This species occurs in southern Vietnam, Southern Lao PDR, Cambodia and Eastern
Thailand (Lekagul and McNeely 1988).
This species appears to become rare or absent northwest of a line from 18°00'N, 104°10'E to 18°30'N, 105°00'E (Evans et al. 200
Size: HB: 123; T: 122; HF;26. Skull length 32.4.
The tail is narrower and shorter than the body. There are usually 5 dark stripes , alternating with white stripes on the back and sides, somewhat like the pattern of a chipmunk Utamias The general dorsal background colour is yellowish brown, and the underparts are white, pale brown or bright red. The ears are usually tufted with white, and the tail is rather slender and thinly furred. There are 2 moults per year for winter and summer and the coats are somewhat different in these periods. Females have 6 mammae.
There are 2 sub species in Thailand.
Tamiops rodolphei rodolphei (Milne-Edwards 1867) and Tamiops rodolphei elbeli (Moore 1958)
A young / baby of a Cambodian striped squirrel is called a 'pup, kit or kitten'. The females are called 'doe' and males 'buck'. A Cambodian striped squirrel group is called a 'dray or scurry'.
Habitat and Ecology:
This species is found in nearly every habitat with trees,
including secondary growth forest, scrub forest, and gardens. Like T.
mcclellandii, this species uses holes in trees for shelter and travels by
jumping long distances between trees (Lekagul and McNeely 1988) his species is
abundant in suitable habitat. This species is common in evergreen or
semi-evergreen forest, but less common where the forest is degraded or includes
mixed deciduous components (Evans et al. 2000).
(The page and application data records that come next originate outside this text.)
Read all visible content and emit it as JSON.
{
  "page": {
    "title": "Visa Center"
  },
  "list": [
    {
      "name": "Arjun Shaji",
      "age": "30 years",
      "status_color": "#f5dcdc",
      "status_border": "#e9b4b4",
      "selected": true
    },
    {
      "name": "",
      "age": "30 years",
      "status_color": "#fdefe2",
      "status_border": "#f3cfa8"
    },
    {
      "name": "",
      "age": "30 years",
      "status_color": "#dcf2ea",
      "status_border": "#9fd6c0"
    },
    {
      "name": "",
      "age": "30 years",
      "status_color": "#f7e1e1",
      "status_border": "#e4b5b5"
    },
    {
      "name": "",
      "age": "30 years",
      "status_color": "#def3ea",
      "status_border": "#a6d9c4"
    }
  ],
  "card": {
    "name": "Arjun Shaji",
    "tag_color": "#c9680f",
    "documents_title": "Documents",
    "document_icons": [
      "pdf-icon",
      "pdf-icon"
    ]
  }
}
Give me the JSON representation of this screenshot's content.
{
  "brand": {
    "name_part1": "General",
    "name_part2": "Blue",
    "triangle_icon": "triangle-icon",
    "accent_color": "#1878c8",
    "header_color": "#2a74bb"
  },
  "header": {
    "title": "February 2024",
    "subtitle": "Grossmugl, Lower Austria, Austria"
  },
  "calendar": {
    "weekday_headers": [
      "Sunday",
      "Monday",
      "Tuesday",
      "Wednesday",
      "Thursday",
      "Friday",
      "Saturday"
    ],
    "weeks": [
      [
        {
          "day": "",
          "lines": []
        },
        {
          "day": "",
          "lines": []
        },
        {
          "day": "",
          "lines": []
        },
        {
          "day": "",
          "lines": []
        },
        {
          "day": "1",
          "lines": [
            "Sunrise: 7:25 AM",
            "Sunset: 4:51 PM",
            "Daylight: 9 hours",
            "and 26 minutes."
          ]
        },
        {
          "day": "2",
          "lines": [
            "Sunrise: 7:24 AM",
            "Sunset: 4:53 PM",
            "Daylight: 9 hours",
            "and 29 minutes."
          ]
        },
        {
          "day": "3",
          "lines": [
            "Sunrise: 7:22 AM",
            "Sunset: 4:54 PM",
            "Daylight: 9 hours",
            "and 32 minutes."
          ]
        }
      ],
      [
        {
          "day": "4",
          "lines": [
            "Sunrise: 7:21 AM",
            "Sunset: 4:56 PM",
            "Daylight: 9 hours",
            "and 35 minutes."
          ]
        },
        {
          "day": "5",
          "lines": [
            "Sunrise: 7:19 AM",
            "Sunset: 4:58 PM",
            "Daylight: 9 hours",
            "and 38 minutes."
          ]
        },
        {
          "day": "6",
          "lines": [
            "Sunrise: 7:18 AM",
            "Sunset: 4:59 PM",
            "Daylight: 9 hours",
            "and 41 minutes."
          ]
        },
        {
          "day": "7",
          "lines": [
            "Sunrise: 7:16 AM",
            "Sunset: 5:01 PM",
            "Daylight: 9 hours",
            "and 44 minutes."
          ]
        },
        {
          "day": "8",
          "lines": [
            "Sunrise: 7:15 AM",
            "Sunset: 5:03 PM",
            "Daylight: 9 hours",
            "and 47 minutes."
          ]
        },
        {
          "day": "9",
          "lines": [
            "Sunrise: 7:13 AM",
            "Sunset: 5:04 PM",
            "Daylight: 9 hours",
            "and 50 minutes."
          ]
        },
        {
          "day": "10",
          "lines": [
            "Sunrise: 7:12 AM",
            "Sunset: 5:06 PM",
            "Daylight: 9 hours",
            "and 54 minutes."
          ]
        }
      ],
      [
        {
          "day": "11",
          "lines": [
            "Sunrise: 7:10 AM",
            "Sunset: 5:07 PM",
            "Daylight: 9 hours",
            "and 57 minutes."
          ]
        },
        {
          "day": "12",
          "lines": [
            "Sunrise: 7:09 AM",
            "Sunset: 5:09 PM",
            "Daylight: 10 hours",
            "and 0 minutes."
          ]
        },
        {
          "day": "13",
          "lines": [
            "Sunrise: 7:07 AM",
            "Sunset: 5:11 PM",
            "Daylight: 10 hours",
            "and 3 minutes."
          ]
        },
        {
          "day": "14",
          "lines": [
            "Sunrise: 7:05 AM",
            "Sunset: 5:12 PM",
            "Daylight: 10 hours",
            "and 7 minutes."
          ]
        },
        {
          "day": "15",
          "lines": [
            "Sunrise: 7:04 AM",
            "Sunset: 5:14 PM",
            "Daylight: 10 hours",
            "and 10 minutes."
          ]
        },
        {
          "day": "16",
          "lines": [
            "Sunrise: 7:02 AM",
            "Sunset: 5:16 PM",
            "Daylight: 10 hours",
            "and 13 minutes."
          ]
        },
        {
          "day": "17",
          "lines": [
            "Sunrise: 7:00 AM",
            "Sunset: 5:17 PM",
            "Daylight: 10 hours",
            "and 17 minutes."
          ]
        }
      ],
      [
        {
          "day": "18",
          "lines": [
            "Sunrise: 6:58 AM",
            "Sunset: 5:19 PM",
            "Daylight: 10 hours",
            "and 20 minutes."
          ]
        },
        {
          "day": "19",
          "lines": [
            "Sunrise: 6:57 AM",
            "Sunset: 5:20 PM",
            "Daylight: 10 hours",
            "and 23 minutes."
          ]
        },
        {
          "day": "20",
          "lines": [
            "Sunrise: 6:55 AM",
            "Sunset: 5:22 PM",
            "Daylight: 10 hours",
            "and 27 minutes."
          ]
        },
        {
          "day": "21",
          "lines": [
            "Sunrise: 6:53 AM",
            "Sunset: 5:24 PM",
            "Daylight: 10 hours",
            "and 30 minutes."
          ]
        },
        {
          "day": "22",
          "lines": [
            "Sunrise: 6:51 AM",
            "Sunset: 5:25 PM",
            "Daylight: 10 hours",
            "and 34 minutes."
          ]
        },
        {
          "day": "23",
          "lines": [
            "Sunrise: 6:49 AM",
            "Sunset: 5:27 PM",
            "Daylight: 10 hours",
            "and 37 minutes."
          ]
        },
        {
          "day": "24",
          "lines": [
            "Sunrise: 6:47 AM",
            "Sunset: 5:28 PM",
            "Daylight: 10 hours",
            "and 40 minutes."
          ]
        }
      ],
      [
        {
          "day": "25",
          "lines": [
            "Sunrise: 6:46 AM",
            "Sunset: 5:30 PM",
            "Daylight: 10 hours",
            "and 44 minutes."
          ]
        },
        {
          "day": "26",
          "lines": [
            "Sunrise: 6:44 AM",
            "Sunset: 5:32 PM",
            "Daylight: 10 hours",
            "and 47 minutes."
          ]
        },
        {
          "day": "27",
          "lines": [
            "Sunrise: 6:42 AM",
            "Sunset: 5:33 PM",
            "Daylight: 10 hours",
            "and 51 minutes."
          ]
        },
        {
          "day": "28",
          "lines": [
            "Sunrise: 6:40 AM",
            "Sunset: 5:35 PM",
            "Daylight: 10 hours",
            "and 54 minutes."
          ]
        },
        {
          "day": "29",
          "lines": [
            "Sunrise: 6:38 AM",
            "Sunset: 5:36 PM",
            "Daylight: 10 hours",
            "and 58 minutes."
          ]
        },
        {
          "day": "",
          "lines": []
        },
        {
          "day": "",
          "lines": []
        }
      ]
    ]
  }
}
Population Trend: Stable
There are no significant threats to this species.
It occurs in numerous protected areas.